**Extracted information:**
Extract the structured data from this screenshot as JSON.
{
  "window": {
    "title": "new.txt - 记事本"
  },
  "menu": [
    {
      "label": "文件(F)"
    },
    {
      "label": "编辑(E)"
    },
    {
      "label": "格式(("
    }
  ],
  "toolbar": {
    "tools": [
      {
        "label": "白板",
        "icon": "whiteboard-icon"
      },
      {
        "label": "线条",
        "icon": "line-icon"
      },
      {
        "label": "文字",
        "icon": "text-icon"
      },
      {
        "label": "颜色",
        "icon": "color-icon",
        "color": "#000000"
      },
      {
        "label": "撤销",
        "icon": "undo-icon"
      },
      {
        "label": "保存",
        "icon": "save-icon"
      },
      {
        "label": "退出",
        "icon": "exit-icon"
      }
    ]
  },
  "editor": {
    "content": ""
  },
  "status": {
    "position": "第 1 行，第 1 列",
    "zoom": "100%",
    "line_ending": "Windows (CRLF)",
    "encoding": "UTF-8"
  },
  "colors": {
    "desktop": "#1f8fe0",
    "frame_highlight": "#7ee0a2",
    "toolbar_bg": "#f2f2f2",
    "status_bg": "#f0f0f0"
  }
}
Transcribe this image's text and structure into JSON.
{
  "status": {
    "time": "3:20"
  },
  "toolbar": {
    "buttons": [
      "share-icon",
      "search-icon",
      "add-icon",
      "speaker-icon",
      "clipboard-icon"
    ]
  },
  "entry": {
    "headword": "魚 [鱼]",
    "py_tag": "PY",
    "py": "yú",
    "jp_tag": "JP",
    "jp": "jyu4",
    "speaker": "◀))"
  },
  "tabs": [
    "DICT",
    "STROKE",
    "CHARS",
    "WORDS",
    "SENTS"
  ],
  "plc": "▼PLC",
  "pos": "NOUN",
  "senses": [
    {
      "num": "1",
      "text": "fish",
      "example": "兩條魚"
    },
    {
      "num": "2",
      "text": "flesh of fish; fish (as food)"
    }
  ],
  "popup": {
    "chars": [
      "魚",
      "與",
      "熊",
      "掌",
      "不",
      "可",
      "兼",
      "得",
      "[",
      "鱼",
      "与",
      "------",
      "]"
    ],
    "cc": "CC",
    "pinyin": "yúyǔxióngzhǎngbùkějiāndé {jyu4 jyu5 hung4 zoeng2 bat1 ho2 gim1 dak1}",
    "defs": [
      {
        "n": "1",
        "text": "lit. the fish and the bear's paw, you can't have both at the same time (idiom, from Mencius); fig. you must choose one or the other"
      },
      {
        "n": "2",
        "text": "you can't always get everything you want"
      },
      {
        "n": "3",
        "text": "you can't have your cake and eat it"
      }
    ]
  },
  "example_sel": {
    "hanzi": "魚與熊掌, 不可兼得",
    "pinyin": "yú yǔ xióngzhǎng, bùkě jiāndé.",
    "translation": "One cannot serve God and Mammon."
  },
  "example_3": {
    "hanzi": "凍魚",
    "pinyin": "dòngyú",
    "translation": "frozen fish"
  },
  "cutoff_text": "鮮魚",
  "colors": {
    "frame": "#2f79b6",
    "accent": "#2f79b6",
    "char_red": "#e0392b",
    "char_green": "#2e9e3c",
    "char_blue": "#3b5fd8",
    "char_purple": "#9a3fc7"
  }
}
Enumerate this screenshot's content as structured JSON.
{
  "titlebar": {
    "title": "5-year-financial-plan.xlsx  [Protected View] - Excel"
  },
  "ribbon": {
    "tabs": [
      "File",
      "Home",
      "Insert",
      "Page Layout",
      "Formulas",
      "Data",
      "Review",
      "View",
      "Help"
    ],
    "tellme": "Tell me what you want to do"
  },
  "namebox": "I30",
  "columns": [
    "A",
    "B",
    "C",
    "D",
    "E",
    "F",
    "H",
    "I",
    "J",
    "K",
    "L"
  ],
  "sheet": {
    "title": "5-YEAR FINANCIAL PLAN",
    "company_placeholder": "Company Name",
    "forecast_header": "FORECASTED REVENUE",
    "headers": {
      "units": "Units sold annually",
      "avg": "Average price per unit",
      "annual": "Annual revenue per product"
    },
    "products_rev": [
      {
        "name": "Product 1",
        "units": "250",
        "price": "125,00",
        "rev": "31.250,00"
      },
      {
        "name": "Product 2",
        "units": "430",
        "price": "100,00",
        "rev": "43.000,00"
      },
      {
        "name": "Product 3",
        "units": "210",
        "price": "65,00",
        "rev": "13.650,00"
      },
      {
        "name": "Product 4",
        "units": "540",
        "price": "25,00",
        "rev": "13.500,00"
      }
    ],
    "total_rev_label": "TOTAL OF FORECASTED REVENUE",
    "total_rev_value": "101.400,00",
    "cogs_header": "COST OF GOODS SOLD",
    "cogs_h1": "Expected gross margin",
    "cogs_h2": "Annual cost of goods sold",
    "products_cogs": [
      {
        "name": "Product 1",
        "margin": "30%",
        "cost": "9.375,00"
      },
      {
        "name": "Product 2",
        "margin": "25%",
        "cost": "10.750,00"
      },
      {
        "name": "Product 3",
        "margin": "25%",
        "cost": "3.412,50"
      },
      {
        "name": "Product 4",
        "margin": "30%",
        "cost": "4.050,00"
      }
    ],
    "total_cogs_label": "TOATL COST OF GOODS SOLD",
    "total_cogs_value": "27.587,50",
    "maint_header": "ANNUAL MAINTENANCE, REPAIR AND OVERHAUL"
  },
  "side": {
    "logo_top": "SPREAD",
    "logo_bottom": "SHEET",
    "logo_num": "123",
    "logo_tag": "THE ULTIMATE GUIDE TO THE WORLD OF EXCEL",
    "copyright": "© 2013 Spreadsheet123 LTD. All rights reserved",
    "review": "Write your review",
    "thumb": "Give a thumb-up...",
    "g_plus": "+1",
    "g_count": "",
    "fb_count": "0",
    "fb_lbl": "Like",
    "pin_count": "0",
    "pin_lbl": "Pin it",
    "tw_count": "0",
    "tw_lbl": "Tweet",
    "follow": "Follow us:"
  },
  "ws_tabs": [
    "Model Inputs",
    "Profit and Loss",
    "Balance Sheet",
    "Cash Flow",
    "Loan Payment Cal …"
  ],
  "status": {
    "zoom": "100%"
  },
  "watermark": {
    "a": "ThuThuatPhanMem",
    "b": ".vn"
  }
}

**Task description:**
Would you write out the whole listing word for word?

**Reply:**
Extract the structured data from this screenshot as JSON.
{
  "window": {
    "title": "new.txt - 记事本"
  },
  "menu": [
    {
      "label": "文件(F)"
    },
    {
      "label": "编辑(E)"
    },
    {
      "label": "格式(("
    }
  ],
  "toolbar": {
    "tools": [
      {
        "label": "白板",
        "icon": "whiteboard-icon"
      },
      {
        "label": "线条",
        "icon": "line-icon"
      },
      {
        "label": "文字",
        "icon": "text-icon"
      },
      {
        "label": "颜色",
        "icon": "color-icon",
        "color": "#000000"
      },
      {
        "label": "撤销",
        "icon": "undo-icon"
      },
      {
        "label": "保存",
        "icon": "save-icon"
      },
      {
        "label": "退出",
        "icon": "exit-icon"
      }
    ]
  },
  "editor": {
    "content": ""
  },
  "status": {
    "position": "第 1 行，第 1 列",
    "zoom": "100%",
    "line_ending": "Windows (CRLF)",
    "encoding": "UTF-8"
  },
  "colors": {
    "desktop": "#1f8fe0",
    "frame_highlight": "#7ee0a2",
    "toolbar_bg": "#f2f2f2",
    "status_bg": "#f0f0f0"
  }
}
Transcribe this image's text and structure into JSON.
{
  "status": {
    "time": "3:20"
  },
  "toolbar": {
    "buttons": [
      "share-icon",
      "search-icon",
      "add-icon",
      "speaker-icon",
      "clipboard-icon"
    ]
  },
  "entry": {
    "headword": "魚 [鱼]",
    "py_tag": "PY",
    "py": "yú",
    "jp_tag": "JP",
    "jp": "jyu4",
    "speaker": "◀))"
  },
  "tabs": [
    "DICT",
    "STROKE",
    "CHARS",
    "WORDS",
    "SENTS"
  ],
  "plc": "▼PLC",
  "pos": "NOUN",
  "senses": [
    {
      "num": "1",
      "text": "fish",
      "example": "兩條魚"
    },
    {
      "num": "2",
      "text": "flesh of fish; fish (as food)"
    }
  ],
  "popup": {
    "chars": [
      "魚",
      "與",
      "熊",
      "掌",
      "不",
      "可",
      "兼",
      "得",
      "[",
      "鱼",
      "与",
      "------",
      "]"
    ],
    "cc": "CC",
    "pinyin": "yúyǔxióngzhǎngbùkějiāndé {jyu4 jyu5 hung4 zoeng2 bat1 ho2 gim1 dak1}",
    "defs": [
      {
        "n": "1",
        "text": "lit. the fish and the bear's paw, you can't have both at the same time (idiom, from Mencius); fig. you must choose one or the other"
      },
      {
        "n": "2",
        "text": "you can't always get everything you want"
      },
      {
        "n": "3",
        "text": "you can't have your cake and eat it"
      }
    ]
  },
  "example_sel": {
    "hanzi": "魚與熊掌, 不可兼得",
    "pinyin": "yú yǔ xióngzhǎng, bùkě jiāndé.",
    "translation": "One cannot serve God and Mammon."
  },
  "example_3": {
    "hanzi": "凍魚",
    "pinyin": "dòngyú",
    "translation": "frozen fish"
  },
  "cutoff_text": "鮮魚",
  "colors": {
    "frame": "#2f79b6",
    "accent": "#2f79b6",
    "char_red": "#e0392b",
    "char_green": "#2e9e3c",
    "char_blue": "#3b5fd8",
    "char_purple": "#9a3fc7"
  }
}
Enumerate this screenshot's content as structured JSON.
{
  "titlebar": {
    "title": "5-year-financial-plan.xlsx  [Protected View] - Excel"
  },
  "ribbon": {
    "tabs": [
      "File",
      "Home",
      "Insert",
      "Page Layout",
      "Formulas",
      "Data",
      "Review",
      "View",
      "Help"
    ],
    "tellme": "Tell me what you want to do"
  },
  "namebox": "I30",
  "columns": [
    "A",
    "B",
    "C",
    "D",
    "E",
    "F",
    "H",
    "I",
    "J",
    "K",
    "L"
  ],
  "sheet": {
    "title": "5-YEAR FINANCIAL PLAN",
    "company_placeholder": "Company Name",
    "forecast_header": "FORECASTED REVENUE",
    "headers": {
      "units": "Units sold annually",
      "avg": "Average price per unit",
      "annual": "Annual revenue per product"
    },
    "products_rev": [
      {
        "name": "Product 1",
        "units": "250",
        "price": "125,00",
        "rev": "31.250,00"
      },
      {
        "name": "Product 2",
        "units": "430",
        "price": "100,00",
        "rev": "43.000,00"
      },
      {
        "name": "Product 3",
        "units": "210",
        "price": "65,00",
        "rev": "13.650,00"
      },
      {
        "name": "Product 4",
        "units": "540",
        "price": "25,00",
        "rev": "13.500,00"
      }
    ],
    "total_rev_label": "TOTAL OF FORECASTED REVENUE",
    "total_rev_value": "101.400,00",
    "cogs_header": "COST OF GOODS SOLD",
    "cogs_h1": "Expected gross margin",
    "cogs_h2": "Annual cost of goods sold",
    "products_cogs": [
      {
        "name": "Product 1",
        "margin": "30%",
        "cost": "9.375,00"
      },
      {
        "name": "Product 2",
        "margin": "25%",
        "cost": "10.750,00"
      },
      {
        "name": "Product 3",
        "margin": "25%",
        "cost": "3.412,50"
      },
      {
        "name": "Product 4",
        "margin": "30%",
        "cost": "4.050,00"
      }
    ],
    "total_cogs_label": "TOATL COST OF GOODS SOLD",
    "total_cogs_value": "27.587,50",
    "maint_header": "ANNUAL MAINTENANCE, REPAIR AND OVERHAUL"
  },
  "side": {
    "logo_top": "SPREAD",
    "logo_bottom": "SHEET",
    "logo_num": "123",
    "logo_tag": "THE ULTIMATE GUIDE TO THE WORLD OF EXCEL",
    "copyright": "© 2013 Spreadsheet123 LTD. All rights reserved",
    "review": "Write your review",
    "thumb": "Give a thumb-up...",
    "g_plus": "+1",
    "g_count": "",
    "fb_count": "0",
    "fb_lbl": "Like",
    "pin_count": "0",
    "pin_lbl": "Pin it",
    "tw_count": "0",
    "tw_lbl": "Tweet",
    "follow": "Follow us:"
  },
  "ws_tabs": [
    "Model Inputs",
    "Profit and Loss",
    "Balance Sheet",
    "Cash Flow",
    "Loan Payment Cal …"
  ],
  "status": {
    "zoom": "100%"
  },
  "watermark": {
    "a": "ThuThuatPhanMem",
    "b": ".vn"
  }
}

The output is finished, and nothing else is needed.